In a significant breach of cybersecurity, over 101,100 compromised account credentials of OpenAI’s ChatGPT were identified on illicit dark web marketplaces between June 2022 and May 2023. The global scope of the breach is highlighted by the fact that India alone accounted for 12,632 of these stolen credentials. This year-long series of breaches has raised serious concerns about data protection and cybersecurity measures in the AI industry.

Additionally, Group-IB’s report sheds light on the regional distribution of the breach. Nearly 17,000 European ChatGPT users fell victim to the breach, their account details stolen from devices infected by the Raccoon info stealer. Notably, India was a significant target, with a total of 12,632 stolen credentials traced back to users in the country.

The Asia-Pacific region suffered the most severe impact, with approximately 41,000 stolen accounts. Among the countries in this region, India was the hardest hit, accounting for over 12,600 of these compromised accounts. The breadth of the breach underscores the global reach of the attack and the extent of its implications.

How did it happen?

The breach of ChatGPT’s system was a calculated attack executed by the notorious Raccoon info stealer, according to the analysis conducted by Group-IB’s Threat Intelligence team. Group-IB maintains one of the industry’s largest libraries of dark web data, and their real-time monitoring of cybercriminal forums, marketplaces, and closed communities helped identify the compromised ChatGPT credentials.

ChatGPT Data Breach: Over 100,000 User Details Listed on The Dark Web
ChatGPT Data Breach Infographic by Group-IB

Info stealers are a particular type of malware, highly effective at collecting various sensitive data such as credentials saved in browsers, bank card details, crypto wallet information, cookies, browsing history, and more. They can also harvest data from instant messengers, emails, and gather comprehensive information about the victim’s device. Operating non-selectively, these malware types aim to infect as many computers as possible, usually through phishing or other deceptive tactics, in order to amass as much data as possible.
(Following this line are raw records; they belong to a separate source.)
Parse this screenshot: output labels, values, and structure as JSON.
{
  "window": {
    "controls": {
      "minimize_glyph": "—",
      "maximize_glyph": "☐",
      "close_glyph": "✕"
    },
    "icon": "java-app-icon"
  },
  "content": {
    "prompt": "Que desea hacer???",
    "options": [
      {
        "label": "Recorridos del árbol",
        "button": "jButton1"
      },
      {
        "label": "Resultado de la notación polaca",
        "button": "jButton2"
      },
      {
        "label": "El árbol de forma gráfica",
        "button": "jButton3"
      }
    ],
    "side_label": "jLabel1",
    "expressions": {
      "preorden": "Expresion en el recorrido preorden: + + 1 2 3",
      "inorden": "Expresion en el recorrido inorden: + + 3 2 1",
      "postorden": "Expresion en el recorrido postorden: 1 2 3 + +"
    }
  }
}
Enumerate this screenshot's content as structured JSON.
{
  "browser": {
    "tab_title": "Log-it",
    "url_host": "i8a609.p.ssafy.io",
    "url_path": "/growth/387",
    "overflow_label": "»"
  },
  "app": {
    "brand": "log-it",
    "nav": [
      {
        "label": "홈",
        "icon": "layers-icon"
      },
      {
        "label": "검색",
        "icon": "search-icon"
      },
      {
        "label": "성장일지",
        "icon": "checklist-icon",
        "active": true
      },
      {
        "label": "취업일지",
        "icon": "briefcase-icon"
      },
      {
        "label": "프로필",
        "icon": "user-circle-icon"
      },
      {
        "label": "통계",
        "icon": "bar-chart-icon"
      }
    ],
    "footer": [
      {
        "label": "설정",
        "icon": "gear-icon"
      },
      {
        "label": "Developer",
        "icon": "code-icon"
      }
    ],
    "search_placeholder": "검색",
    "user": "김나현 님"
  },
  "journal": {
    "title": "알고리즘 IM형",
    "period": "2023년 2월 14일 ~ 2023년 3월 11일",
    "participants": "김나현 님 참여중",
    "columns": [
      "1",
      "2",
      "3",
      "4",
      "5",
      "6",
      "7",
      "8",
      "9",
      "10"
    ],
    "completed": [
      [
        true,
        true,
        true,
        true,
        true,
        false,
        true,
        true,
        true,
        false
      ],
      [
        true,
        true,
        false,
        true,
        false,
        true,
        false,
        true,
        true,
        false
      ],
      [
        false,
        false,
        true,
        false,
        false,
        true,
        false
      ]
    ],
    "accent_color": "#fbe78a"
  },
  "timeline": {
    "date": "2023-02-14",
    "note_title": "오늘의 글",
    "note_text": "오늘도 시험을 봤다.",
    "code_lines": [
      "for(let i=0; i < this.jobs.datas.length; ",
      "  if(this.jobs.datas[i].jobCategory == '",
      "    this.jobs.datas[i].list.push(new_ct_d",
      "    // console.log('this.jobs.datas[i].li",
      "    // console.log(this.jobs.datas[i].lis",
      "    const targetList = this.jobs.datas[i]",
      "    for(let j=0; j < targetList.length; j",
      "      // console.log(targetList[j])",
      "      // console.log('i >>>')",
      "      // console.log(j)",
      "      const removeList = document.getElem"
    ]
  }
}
The Raccoon info stealer exploited a vulnerability in the ChatGPT system and began collecting sensitive user data from infected computers. This data was then transmitted to the malware operators. Due to the rising popularity of ChatGPT, Group-IB has observed an uptick in the number of compromised accounts over the past year.

The stolen data, often referred to as ‘logs,’ includes information about the domains found in the log and the IP address of the compromised host. These logs, filled with the compromised personal data harvested by info stealers, are frequently traded on dark web marketplaces. In this case, the logs of ChatGPT accounts were discovered by Group-IB on one such marketplace, revealing the extent of the breach.

Adding to the severity of the situation, Group-IB reported a peak in the available malware logs containing compromised ChatGPT accounts. In May 2023, the number of such logs soared to an all-time high of 26,802. This spike in compromised accounts underlines the rapid escalation of the breach and the pressing need for effective countermeasures.

How did OpenAI respond?

OpenAI’s response to the breach has been multi-faceted. Given the surging popularity of ChatGPT, concerns around privacy have become increasingly prominent. In March, Italy banned the chatbot citing its alleged “unlawful collection of personal data” and the absence of age-verification tools. Additionally, Japan issued a warning to OpenAI, asserting that data collection should not occur without explicit user permission.

OpenAI had previously experienced a data breach on March 20, which led to the leak of conversation histories and payment information of users subscribed to its premium service. In response to the breach, OpenAI CEO Sam Altman expressed regret over the incident and assured that the problem had been rectified.

In an effort to enhance user privacy and security following the breach, OpenAI implemented an option for users to turn off their chat history. With this feature activated, conversations would be deleted after 30 days, although OpenAI would continue to monitor the information for signs of abuse. Should a user opt out of sharing their history, their data would not be used to train the chatbot further, the company clarified. These measures indicate OpenAI’s commitment to addressing privacy concerns and improving user data security.

How to protect your ChatGPT (OpenAI) account?

In order to mitigate the risks posed by such breaches, cybersecurity experts advise users to follow proper password hygiene practices. These include creating strong, unique passwords for each online account and updating them regularly. Utilizing a mix of characters, numbers, and symbols can enhance password strength and reduce vulnerability.

Moreover, users are strongly encouraged to secure their accounts with two-factor authentication (2FA). This added layer of security requires a second form of identification beyond just the password, such as a verification code sent to a user’s phone. By implementing 2FA, users can effectively prevent account takeover attacks, even if their primary login credentials are compromised.